“What causes fights and quarrels among you? Don’t they come from your desires that battle within you? You want something but don’t get it. You kill and covet, but you cannot have what you want. You quarrel and fight. You do not have, because you do not ask God. When you ask, you do not receive, because you ask with wrong motives, that you may spend what you get on your pleasures.
“You adulterous people, don’t you know that friendship with the world is hatred toward God? Anyone who chooses to be a friend of the world becomes an enemy of God. Or do you think Scripture says without reason that the spirit he caused to live in us envies intensely? 6But he gives us more grace. That is why Scripture says: ‘God opposes the proud but gives grace to the humble.’
“Submit yourselves, then, to God. Resist the devil, and he will flee from you. Come near to God and he will come near to you. Wash your hands, you sinners, and purify your hearts, you double-minded. 9Grieve, mourn and wail. Change your laughter to mourning and your joy to gloom. 10Humble yourselves before the Lord, and he will lift you up.
“Brothers, do not slander one another. Anyone who speaks against his brother or judges him speaks against the law and judges it. When you judge the law, you are not keeping it, but sitting in judgment on it. There is only one Lawgiver and Judge, the one who is able to save and destroy. But you—who are you to judge your neighbor?” (James 4:1-12)
Is it too cliché to start out by saying submission feels complex and jaded by past abuse and injustice? Is it too defeatist to say I wonder if healthy submission is a real option for me, our community and our friends who live on the streets? Is it too obvious to start out by saying I hardly even know where to begin? What I do know, though, is that I must start out recognizing the baggage I associate with this word before I can begin to seek to apply to my life a right and true understanding of the word “submission” and the mandate, “Submit to one another out of reverence for Christ” (Eph. 5:21). I know I must remain aware of my body tensing, must remember that women being made to submit to their partners, while the world looks on and speaks nothing of abuse, is not out of reverence for Christ. I know I must remain aware, when I cringe, that children being made to submit to their poverty and to work long hours, while we speak nothing of exploitation, is not out of reverence for Christ.
So I pray for the grace of God and for the whispering of the Holy Spirit, and as I read James 4 I feel hope starting to push its way into the messy room of my thoughts on submission. I see that before James states that we should “submit [ourselves], then, to God,” he talks about our violence toward each other and our quarreling. He speaks of grace, but not just grace — more grace. Before he says anything about submission, he makes sure to state, “God opposes the proud but gives grace to the humble.” I’ll be honest, “grace” is not really a word I regularly associate with submission, yet there it is all over the page.

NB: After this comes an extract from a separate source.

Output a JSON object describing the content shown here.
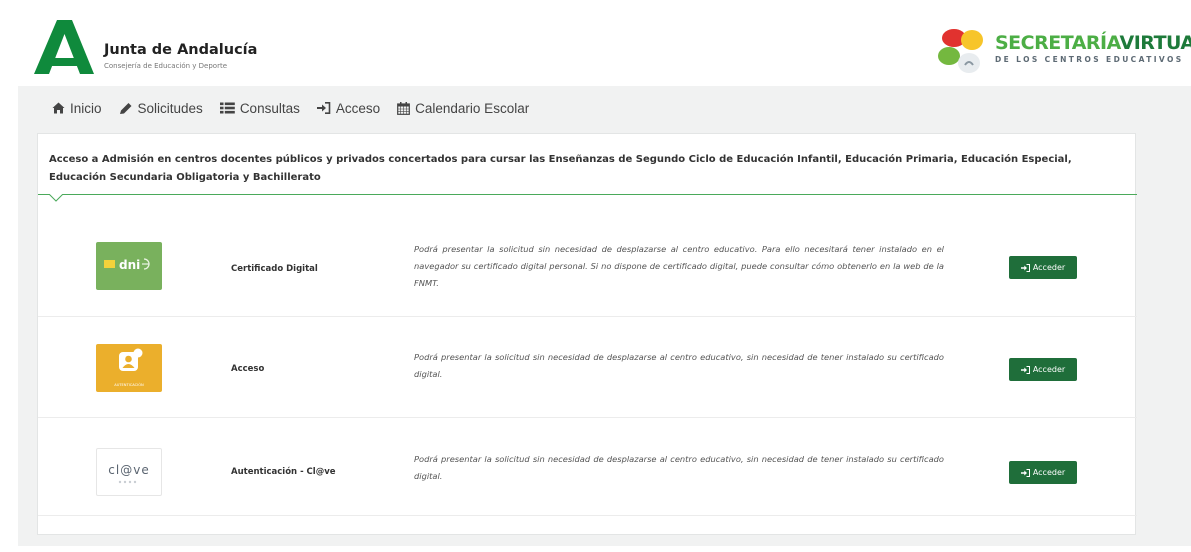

Lay down your swords! Lay down your right to be right! Look at all the grace! Embrace voluntary humility! Only then can we talk about submission.
After the grace and the submitting, James, in the same breath, encourages us to come near to God, to grieve, to resist the devil, to humble ourselves. It seems to me that he’s helping us define our submission and it’s turning out to be something quite different than the abusive and oppressive submission that often presents itself in the course of any given day. This is revolutionary submission. This is submission as a strong, decisive, conscious act of love. This submission is not taken advantage of — it gives its advantage away. This is submission that keeps the devil at bay. This submission does not enable, but rather mourns, injustice. This is the kind of submission that changes the world, and it cannot be forced or imposed on anyone. This submission can only be given and never taken, lest it lose its humble, life-saving power.
And still, it does not end there. James wants to make sure we know that in this submission there is no abuse, there is no slander of one another, and there is only one Judge and one Lawgiver. When we submit to God and to others and when others submit to us, we must live with grace-filled responsibility and always hold in our hearts James’ words: “But you – who are you to judge your neighbor?” (v. 12).
Submission as a word and a concept has been the false support of many abuses and injustices on street corners, in many homes and communities, and even within the beloved church. But true submission, the submission that I’m learning Christ requires of me, needs my renewed attention every morning. It begs me to choose love again and again as I turn to my community and my neighbors. It offers an abundance of grace to me and a strength beyond comprehension. It invites me to consciously submit to others and God in order to receive more of Christ.